Would you give the entries again word for word, with no pictures in the copy?

+ + + + +

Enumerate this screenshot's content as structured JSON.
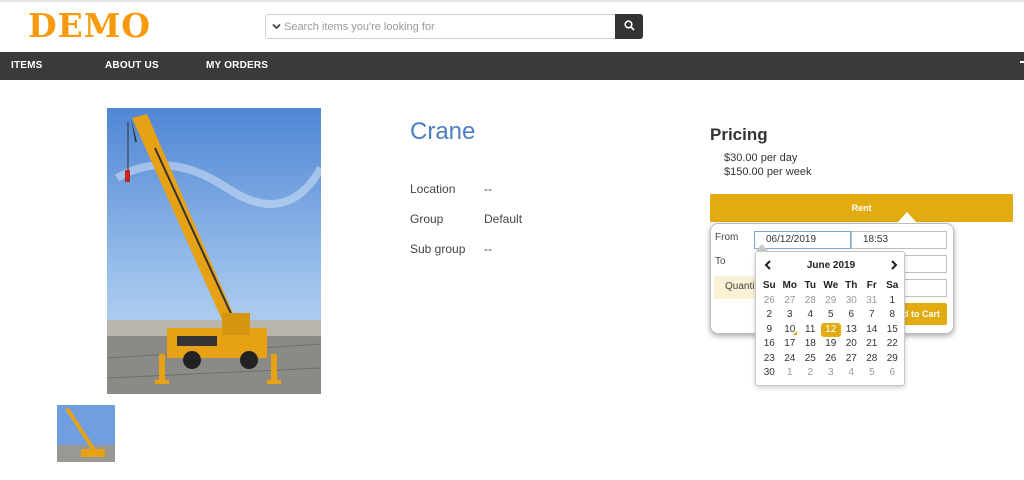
{
  "header": {
    "logo": "DEMO",
    "search_placeholder": "Search items you're looking for",
    "search_icon": "search-icon"
  },
  "nav": {
    "items": [
      {
        "label": "ITEMS"
      },
      {
        "label": "ABOUT US"
      },
      {
        "label": "MY ORDERS"
      }
    ]
  },
  "product": {
    "title": "Crane",
    "details": [
      {
        "label": "Location",
        "value": "--"
      },
      {
        "label": "Group",
        "value": "Default"
      },
      {
        "label": "Sub group",
        "value": "--"
      }
    ]
  },
  "pricing": {
    "title": "Pricing",
    "lines": [
      "$30.00 per day",
      "$150.00 per week"
    ],
    "rent_label": "Rent",
    "from_label": "From",
    "to_label": "To",
    "from_date": "06/12/2019",
    "from_time": "18:53",
    "to_date": "",
    "to_time": "",
    "quantity_label": "Quantity",
    "add_to_cart_label": "Add to Cart"
  },
  "datepicker": {
    "month_title": "June 2019",
    "weekdays": [
      "Su",
      "Mo",
      "Tu",
      "We",
      "Th",
      "Fr",
      "Sa"
    ],
    "weeks": [
      [
        {
          "d": "26",
          "m": true
        },
        {
          "d": "27",
          "m": true
        },
        {
          "d": "28",
          "m": true
        },
        {
          "d": "29",
          "m": true
        },
        {
          "d": "30",
          "m": true
        },
        {
          "d": "31",
          "m": true
        },
        {
          "d": "1"
        }
      ],
      [
        {
          "d": "2"
        },
        {
          "d": "3"
        },
        {
          "d": "4"
        },
        {
          "d": "5"
        },
        {
          "d": "6"
        },
        {
          "d": "7"
        },
        {
          "d": "8"
        }
      ],
      [
        {
          "d": "9"
        },
        {
          "d": "10",
          "today": true
        },
        {
          "d": "11"
        },
        {
          "d": "12",
          "sel": true
        },
        {
          "d": "13"
        },
        {
          "d": "14"
        },
        {
          "d": "15"
        }
      ],
      [
        {
          "d": "16"
        },
        {
          "d": "17"
        },
        {
          "d": "18"
        },
        {
          "d": "19"
        },
        {
          "d": "20"
        },
        {
          "d": "21"
        },
        {
          "d": "22"
        }
      ],
      [
        {
          "d": "23"
        },
        {
          "d": "24"
        },
        {
          "d": "25"
        },
        {
          "d": "26"
        },
        {
          "d": "27"
        },
        {
          "d": "28"
        },
        {
          "d": "29"
        }
      ],
      [
        {
          "d": "30"
        },
        {
          "d": "1",
          "m": true
        },
        {
          "d": "2",
          "m": true
        },
        {
          "d": "3",
          "m": true
        },
        {
          "d": "4",
          "m": true
        },
        {
          "d": "5",
          "m": true
        },
        {
          "d": "6",
          "m": true
        }
      ]
    ]
  },
  "colors": {
    "brand_orange": "#f79a0e",
    "accent_gold": "#e2ac11",
    "nav_bg": "#3a3a3a",
    "title_blue": "#4a7fc1"
  }
}
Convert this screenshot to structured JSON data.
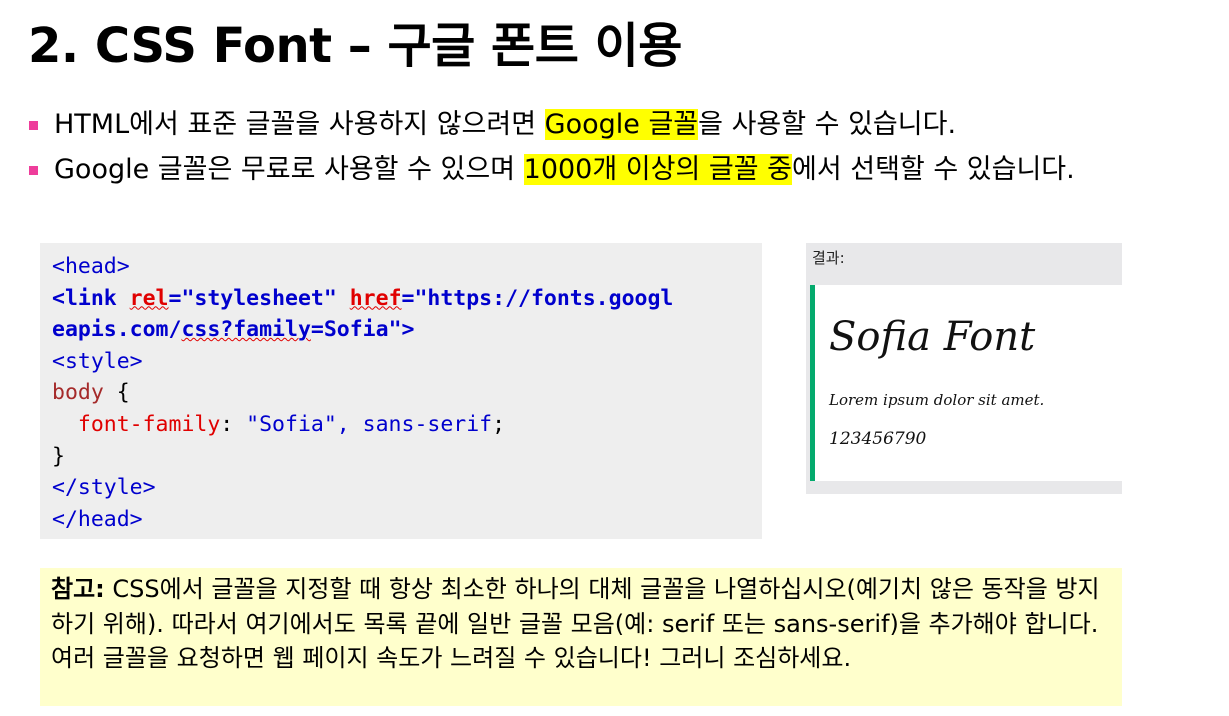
{
  "title": "2. CSS Font – 구글 폰트 이용",
  "bullets": [
    {
      "before": "HTML에서 표준 글꼴을 사용하지 않으려면 ",
      "highlight": "Google 글꼴",
      "after": "을 사용할 수 있습니다."
    },
    {
      "before": "Google 글꼴은 무료로 사용할 수 있으며 ",
      "highlight": "1000개 이상의 글꼴 중",
      "after": "에서 선택할 수 있습니다."
    }
  ],
  "code": {
    "head_open": "<head>",
    "link_open": "<link ",
    "rel_attr": "rel",
    "rel_value": "=\"stylesheet\" ",
    "href_attr": "href",
    "href_value_1": "=\"https://fonts.googl",
    "href_value_2a": "eapis.com/",
    "href_value_2b": "css?family",
    "href_value_2c": "=Sofia\">",
    "style_open": "<style>",
    "selector": "body",
    "brace_open": " {",
    "property": "font-family",
    "colon": ": ",
    "prop_value": "\"Sofia\", sans-serif",
    "semicolon": ";",
    "brace_close": "}",
    "style_close": "</style>",
    "head_close": "</head>"
  },
  "result": {
    "label": "결과:",
    "heading": "Sofia Font",
    "paragraph": "Lorem ipsum dolor sit amet.",
    "number": "123456790"
  },
  "note": {
    "bold": "참고:",
    "text1": " CSS에서 글꼴을 지정할 때 항상 최소한 하나의 대체 글꼴을 나열하십시오(예기치 않은 동작을 방지하기 위해). 따라서 여기에서도 목록 끝에 일반 글꼴 모음(예: serif 또는 sans-serif)을 추가해야 합니다.",
    "text2": "여러 글꼴을 요청하면 웹 페이지 속도가 느려질 수 있습니다! 그러니 조심하세요."
  },
  "colors": {
    "bullet": "#ee3d9b",
    "highlight": "#ffff00",
    "code_bg": "#eeeeee",
    "result_accent": "#04aa6d",
    "note_bg": "#ffffcc"
  }
}
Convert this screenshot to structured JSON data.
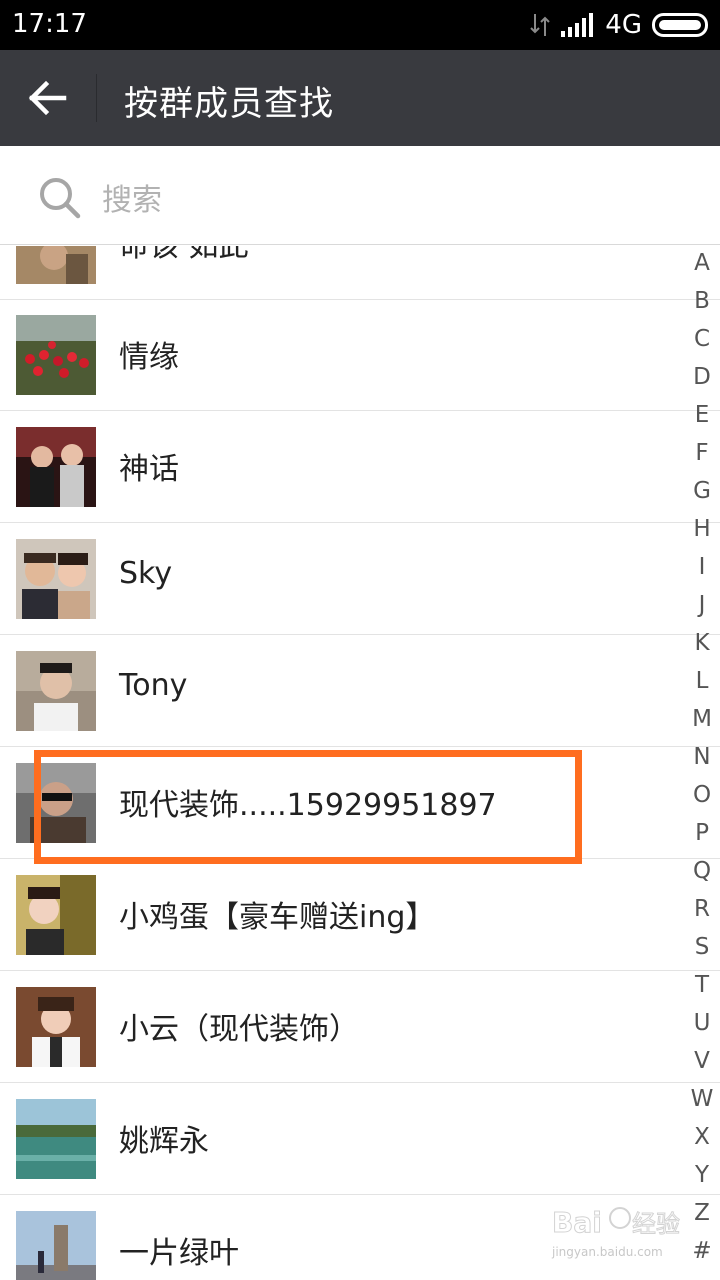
{
  "status_bar": {
    "time": "17:17",
    "network": "4G"
  },
  "header": {
    "title": "按群成员查找"
  },
  "search": {
    "placeholder": "搜索"
  },
  "members": [
    {
      "name": "命该 如此"
    },
    {
      "name": "情缘"
    },
    {
      "name": "神话"
    },
    {
      "name": "Sky"
    },
    {
      "name": "Tony"
    },
    {
      "name": "现代装饰.....15929951897"
    },
    {
      "name": "小鸡蛋【豪车赠送ing】"
    },
    {
      "name": "小云（现代装饰）"
    },
    {
      "name": "姚辉永"
    },
    {
      "name": "一片绿叶"
    }
  ],
  "index_letters": [
    "A",
    "B",
    "C",
    "D",
    "E",
    "F",
    "G",
    "H",
    "I",
    "J",
    "K",
    "L",
    "M",
    "N",
    "O",
    "P",
    "Q",
    "R",
    "S",
    "T",
    "U",
    "V",
    "W",
    "X",
    "Y",
    "Z",
    "#"
  ],
  "watermark": {
    "brand": "Baidu经验",
    "url": "jingyan.baidu.com"
  },
  "colors": {
    "title_bar": "#393a3f",
    "highlight": "#ff6d1f"
  }
}
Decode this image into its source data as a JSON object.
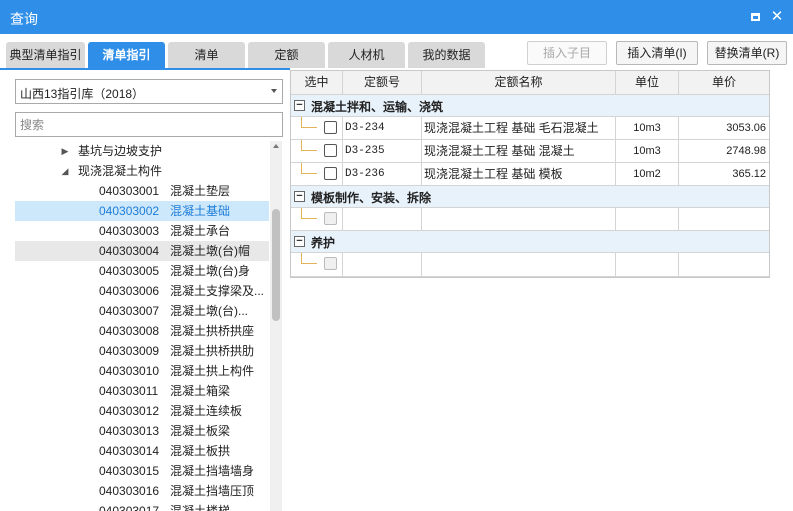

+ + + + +

EXERCISE RESULT:
Enumerate this screenshot's content as structured JSON.
{
  "header": {
    "logo": "DEMO",
    "search_placeholder": "Search items you're looking for",
    "search_icon": "search-icon"
  },
  "nav": {
    "items": [
      {
        "label": "ITEMS"
      },
      {
        "label": "ABOUT US"
      },
      {
        "label": "MY ORDERS"
      }
    ]
  },
  "product": {
    "title": "Crane",
    "details": [
      {
        "label": "Location",
        "value": "--"
      },
      {
        "label": "Group",
        "value": "Default"
      },
      {
        "label": "Sub group",
        "value": "--"
      }
    ]
  },
  "pricing": {
    "title": "Pricing",
    "lines": [
      "$30.00 per day",
      "$150.00 per week"
    ],
    "rent_label": "Rent",
    "from_label": "From",
    "to_label": "To",
    "from_date": "06/12/2019",
    "from_time": "18:53",
    "to_date": "",
    "to_time": "",
    "quantity_label": "Quantity",
    "add_to_cart_label": "Add to Cart"
  },
  "datepicker": {
    "month_title": "June 2019",
    "weekdays": [
      "Su",
      "Mo",
      "Tu",
      "We",
      "Th",
      "Fr",
      "Sa"
    ],
    "weeks": [
      [
        {
          "d": "26",
          "m": true
        },
        {
          "d": "27",
          "m": true
        },
        {
          "d": "28",
          "m": true
        },
        {
          "d": "29",
          "m": true
        },
        {
          "d": "30",
          "m": true
        },
        {
          "d": "31",
          "m": true
        },
        {
          "d": "1"
        }
      ],
      [
        {
          "d": "2"
        },
        {
          "d": "3"
        },
        {
          "d": "4"
        },
        {
          "d": "5"
        },
        {
          "d": "6"
        },
        {
          "d": "7"
        },
        {
          "d": "8"
        }
      ],
      [
        {
          "d": "9"
        },
        {
          "d": "10",
          "today": true
        },
        {
          "d": "11"
        },
        {
          "d": "12",
          "sel": true
        },
        {
          "d": "13"
        },
        {
          "d": "14"
        },
        {
          "d": "15"
        }
      ],
      [
        {
          "d": "16"
        },
        {
          "d": "17"
        },
        {
          "d": "18"
        },
        {
          "d": "19"
        },
        {
          "d": "20"
        },
        {
          "d": "21"
        },
        {
          "d": "22"
        }
      ],
      [
        {
          "d": "23"
        },
        {
          "d": "24"
        },
        {
          "d": "25"
        },
        {
          "d": "26"
        },
        {
          "d": "27"
        },
        {
          "d": "28"
        },
        {
          "d": "29"
        }
      ],
      [
        {
          "d": "30"
        },
        {
          "d": "1",
          "m": true
        },
        {
          "d": "2",
          "m": true
        },
        {
          "d": "3",
          "m": true
        },
        {
          "d": "4",
          "m": true
        },
        {
          "d": "5",
          "m": true
        },
        {
          "d": "6",
          "m": true
        }
      ]
    ]
  },
  "colors": {
    "brand_orange": "#f79a0e",
    "accent_gold": "#e2ac11",
    "nav_bg": "#3a3a3a",
    "title_blue": "#4a7fc1"
  }
}
Convert this screenshot to structured JSON data.
{
  "title": "2. CSS Font – 구글 폰트 이용",
  "bullets": [
    {
      "before": "HTML에서 표준 글꼴을 사용하지 않으려면 ",
      "highlight": "Google 글꼴",
      "after": "을 사용할 수 있습니다."
    },
    {
      "before": "Google 글꼴은 무료로 사용할 수 있으며 ",
      "highlight": "1000개 이상의 글꼴 중",
      "after": "에서 선택할 수 있습니다."
    }
  ],
  "code": {
    "head_open": "<head>",
    "link_open": "<link ",
    "rel_attr": "rel",
    "rel_value": "=\"stylesheet\" ",
    "href_attr": "href",
    "href_value_1": "=\"https://fonts.googl",
    "href_value_2a": "eapis.com/",
    "href_value_2b": "css?family",
    "href_value_2c": "=Sofia\">",
    "style_open": "<style>",
    "selector": "body",
    "brace_open": " {",
    "property": "font-family",
    "colon": ": ",
    "prop_value": "\"Sofia\", sans-serif",
    "semicolon": ";",
    "brace_close": "}",
    "style_close": "</style>",
    "head_close": "</head>"
  },
  "result": {
    "label": "결과:",
    "heading": "Sofia Font",
    "paragraph": "Lorem ipsum dolor sit amet.",
    "number": "123456790"
  },
  "note": {
    "bold": "참고:",
    "text1": " CSS에서 글꼴을 지정할 때 항상 최소한 하나의 대체 글꼴을 나열하십시오(예기치 않은 동작을 방지하기 위해). 따라서 여기에서도 목록 끝에 일반 글꼴 모음(예: serif 또는 sans-serif)을 추가해야 합니다.",
    "text2": "여러 글꼴을 요청하면 웹 페이지 속도가 느려질 수 있습니다! 그러니 조심하세요."
  },
  "colors": {
    "bullet": "#ee3d9b",
    "highlight": "#ffff00",
    "code_bg": "#eeeeee",
    "result_accent": "#04aa6d",
    "note_bg": "#ffffcc"
  }
}
Convert this screenshot to structured JSON data.
{
  "status_bar": {
    "time": "17:17",
    "network": "4G"
  },
  "header": {
    "title": "按群成员查找"
  },
  "search": {
    "placeholder": "搜索"
  },
  "members": [
    {
      "name": "命该 如此"
    },
    {
      "name": "情缘"
    },
    {
      "name": "神话"
    },
    {
      "name": "Sky"
    },
    {
      "name": "Tony"
    },
    {
      "name": "现代装饰.....15929951897"
    },
    {
      "name": "小鸡蛋【豪车赠送ing】"
    },
    {
      "name": "小云（现代装饰）"
    },
    {
      "name": "姚辉永"
    },
    {
      "name": "一片绿叶"
    }
  ],
  "index_letters": [
    "A",
    "B",
    "C",
    "D",
    "E",
    "F",
    "G",
    "H",
    "I",
    "J",
    "K",
    "L",
    "M",
    "N",
    "O",
    "P",
    "Q",
    "R",
    "S",
    "T",
    "U",
    "V",
    "W",
    "X",
    "Y",
    "Z",
    "#"
  ],
  "watermark": {
    "brand": "Baidu经验",
    "url": "jingyan.baidu.com"
  },
  "colors": {
    "title_bar": "#393a3f",
    "highlight": "#ff6d1f"
  }
}
Decode this image into its source data as a JSON object.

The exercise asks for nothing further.